To do
This exercise asks for a copy of each line in the records below with the word "text" in it.

##### Data to examine

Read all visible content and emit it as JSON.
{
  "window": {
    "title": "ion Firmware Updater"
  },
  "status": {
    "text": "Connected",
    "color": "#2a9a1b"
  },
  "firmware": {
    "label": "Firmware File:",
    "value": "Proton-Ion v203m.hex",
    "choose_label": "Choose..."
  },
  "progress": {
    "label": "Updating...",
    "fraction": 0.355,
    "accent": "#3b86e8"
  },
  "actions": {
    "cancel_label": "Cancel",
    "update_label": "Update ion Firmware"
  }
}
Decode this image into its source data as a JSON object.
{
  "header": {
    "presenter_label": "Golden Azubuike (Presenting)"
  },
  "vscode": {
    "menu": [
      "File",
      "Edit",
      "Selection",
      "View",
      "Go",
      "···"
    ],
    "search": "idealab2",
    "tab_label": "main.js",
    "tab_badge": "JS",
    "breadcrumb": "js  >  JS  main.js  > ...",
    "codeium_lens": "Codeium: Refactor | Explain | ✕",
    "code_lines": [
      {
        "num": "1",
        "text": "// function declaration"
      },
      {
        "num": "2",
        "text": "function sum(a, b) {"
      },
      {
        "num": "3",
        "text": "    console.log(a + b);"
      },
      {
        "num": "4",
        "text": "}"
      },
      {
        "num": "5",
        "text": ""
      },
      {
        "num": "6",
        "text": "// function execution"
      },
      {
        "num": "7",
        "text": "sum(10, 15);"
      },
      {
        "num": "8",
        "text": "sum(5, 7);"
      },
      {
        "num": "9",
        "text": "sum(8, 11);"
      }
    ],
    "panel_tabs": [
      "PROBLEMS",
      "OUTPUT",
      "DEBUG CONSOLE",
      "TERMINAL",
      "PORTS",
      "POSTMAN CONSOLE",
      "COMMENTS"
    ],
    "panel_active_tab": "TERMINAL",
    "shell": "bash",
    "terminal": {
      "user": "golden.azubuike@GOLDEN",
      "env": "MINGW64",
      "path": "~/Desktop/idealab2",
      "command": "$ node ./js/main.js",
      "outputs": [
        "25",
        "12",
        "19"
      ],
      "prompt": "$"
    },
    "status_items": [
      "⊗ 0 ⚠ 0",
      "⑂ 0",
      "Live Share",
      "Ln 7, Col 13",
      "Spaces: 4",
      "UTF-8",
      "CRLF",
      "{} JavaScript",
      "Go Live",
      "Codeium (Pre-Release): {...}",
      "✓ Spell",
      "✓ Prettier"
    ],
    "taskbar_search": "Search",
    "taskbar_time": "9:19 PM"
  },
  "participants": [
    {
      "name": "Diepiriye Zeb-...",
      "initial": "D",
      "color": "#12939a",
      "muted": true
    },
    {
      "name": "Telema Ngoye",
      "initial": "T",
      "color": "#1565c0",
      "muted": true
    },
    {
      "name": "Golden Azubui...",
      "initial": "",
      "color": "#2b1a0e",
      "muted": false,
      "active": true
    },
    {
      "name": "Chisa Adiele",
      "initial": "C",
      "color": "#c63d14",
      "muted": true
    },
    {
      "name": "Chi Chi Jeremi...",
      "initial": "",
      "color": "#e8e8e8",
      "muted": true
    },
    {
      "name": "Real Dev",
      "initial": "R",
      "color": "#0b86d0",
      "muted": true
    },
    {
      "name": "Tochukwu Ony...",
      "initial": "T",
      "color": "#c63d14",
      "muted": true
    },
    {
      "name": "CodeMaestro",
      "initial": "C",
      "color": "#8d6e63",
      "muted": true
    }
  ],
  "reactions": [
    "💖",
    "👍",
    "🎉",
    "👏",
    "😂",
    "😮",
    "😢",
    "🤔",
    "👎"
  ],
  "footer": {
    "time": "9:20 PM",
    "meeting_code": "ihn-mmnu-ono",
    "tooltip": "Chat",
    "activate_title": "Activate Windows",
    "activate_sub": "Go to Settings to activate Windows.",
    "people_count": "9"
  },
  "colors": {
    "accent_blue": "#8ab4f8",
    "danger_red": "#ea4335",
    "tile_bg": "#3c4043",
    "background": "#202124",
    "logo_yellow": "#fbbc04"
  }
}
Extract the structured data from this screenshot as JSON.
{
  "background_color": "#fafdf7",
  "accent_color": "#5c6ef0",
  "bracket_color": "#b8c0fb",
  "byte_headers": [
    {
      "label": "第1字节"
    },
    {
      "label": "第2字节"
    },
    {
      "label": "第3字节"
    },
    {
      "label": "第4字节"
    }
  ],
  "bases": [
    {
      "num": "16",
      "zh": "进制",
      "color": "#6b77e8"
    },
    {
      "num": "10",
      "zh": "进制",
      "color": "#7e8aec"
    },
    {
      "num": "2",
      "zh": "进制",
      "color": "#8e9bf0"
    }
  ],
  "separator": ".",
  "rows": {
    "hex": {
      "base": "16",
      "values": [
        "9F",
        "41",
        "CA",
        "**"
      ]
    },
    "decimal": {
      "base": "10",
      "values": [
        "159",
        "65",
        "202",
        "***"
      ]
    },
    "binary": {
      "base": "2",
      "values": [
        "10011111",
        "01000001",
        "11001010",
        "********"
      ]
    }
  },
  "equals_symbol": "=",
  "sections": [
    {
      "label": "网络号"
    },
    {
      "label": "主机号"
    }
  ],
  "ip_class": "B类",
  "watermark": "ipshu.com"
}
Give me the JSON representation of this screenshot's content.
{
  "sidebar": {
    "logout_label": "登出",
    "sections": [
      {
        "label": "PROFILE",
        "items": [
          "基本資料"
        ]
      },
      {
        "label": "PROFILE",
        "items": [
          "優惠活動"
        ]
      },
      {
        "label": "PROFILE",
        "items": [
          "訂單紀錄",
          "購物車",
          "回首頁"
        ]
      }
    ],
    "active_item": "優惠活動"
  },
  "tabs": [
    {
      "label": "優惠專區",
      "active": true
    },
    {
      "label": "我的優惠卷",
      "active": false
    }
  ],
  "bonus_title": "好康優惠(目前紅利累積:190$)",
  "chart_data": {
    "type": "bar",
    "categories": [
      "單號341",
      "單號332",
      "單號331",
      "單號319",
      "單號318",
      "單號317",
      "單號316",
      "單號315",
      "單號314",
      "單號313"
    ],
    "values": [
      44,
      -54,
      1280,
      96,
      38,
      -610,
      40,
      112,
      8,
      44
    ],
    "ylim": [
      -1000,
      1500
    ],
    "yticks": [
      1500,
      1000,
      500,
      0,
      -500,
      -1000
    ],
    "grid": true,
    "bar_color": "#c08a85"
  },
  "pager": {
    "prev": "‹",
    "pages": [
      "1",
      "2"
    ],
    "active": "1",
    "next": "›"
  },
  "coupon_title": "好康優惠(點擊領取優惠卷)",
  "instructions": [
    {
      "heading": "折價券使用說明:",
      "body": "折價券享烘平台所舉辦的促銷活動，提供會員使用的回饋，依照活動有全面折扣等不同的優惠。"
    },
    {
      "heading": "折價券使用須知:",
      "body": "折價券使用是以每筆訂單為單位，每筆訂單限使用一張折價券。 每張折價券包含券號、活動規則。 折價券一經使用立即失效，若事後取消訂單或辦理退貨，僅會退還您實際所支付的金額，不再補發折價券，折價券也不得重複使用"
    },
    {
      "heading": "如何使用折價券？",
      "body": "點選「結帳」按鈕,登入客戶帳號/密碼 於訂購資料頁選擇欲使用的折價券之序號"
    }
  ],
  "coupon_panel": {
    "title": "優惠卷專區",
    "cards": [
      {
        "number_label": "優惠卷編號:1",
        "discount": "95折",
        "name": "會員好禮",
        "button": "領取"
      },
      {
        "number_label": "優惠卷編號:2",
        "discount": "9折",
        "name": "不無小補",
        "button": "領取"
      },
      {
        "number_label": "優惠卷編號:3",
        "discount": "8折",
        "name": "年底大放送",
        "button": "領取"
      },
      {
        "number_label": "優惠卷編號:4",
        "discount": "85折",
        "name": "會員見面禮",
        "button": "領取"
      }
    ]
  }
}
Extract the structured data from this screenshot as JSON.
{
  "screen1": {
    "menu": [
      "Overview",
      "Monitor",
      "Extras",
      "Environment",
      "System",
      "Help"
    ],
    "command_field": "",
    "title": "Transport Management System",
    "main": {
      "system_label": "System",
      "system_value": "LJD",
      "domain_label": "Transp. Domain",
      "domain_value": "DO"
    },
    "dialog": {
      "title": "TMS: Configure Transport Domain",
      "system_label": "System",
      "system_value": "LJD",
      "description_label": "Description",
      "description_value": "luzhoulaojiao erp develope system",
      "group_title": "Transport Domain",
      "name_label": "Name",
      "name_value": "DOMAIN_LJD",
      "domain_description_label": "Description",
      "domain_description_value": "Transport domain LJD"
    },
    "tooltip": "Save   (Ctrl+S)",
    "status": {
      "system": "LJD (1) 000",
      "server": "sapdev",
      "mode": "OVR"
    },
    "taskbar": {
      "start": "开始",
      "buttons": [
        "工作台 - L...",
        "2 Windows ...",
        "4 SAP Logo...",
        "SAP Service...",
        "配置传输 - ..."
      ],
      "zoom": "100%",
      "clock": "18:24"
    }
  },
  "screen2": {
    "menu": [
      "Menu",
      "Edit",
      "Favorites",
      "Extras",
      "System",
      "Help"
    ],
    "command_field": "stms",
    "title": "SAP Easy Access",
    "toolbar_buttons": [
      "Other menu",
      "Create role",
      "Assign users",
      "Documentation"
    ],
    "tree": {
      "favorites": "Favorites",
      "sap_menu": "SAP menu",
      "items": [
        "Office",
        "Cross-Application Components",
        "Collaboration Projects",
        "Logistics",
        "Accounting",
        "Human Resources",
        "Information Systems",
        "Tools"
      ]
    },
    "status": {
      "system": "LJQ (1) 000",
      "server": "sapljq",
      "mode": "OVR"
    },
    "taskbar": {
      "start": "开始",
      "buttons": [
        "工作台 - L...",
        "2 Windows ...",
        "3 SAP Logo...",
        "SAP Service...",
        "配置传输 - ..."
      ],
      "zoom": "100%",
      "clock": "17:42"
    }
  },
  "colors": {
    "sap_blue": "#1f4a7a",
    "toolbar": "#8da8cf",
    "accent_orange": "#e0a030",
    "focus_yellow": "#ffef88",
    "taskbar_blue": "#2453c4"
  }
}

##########

Exercise solution
    "text": "Connected",
        "text": "// function declaration"
        "text": "function sum(a, b) {"
        "text": "    console.log(a + b);"
        "text": "}"
        "text": ""
        "text": "// function execution"
        "text": "sum(10, 15);"
        "text": "sum(5, 7);"
        "text": "sum(8, 11);"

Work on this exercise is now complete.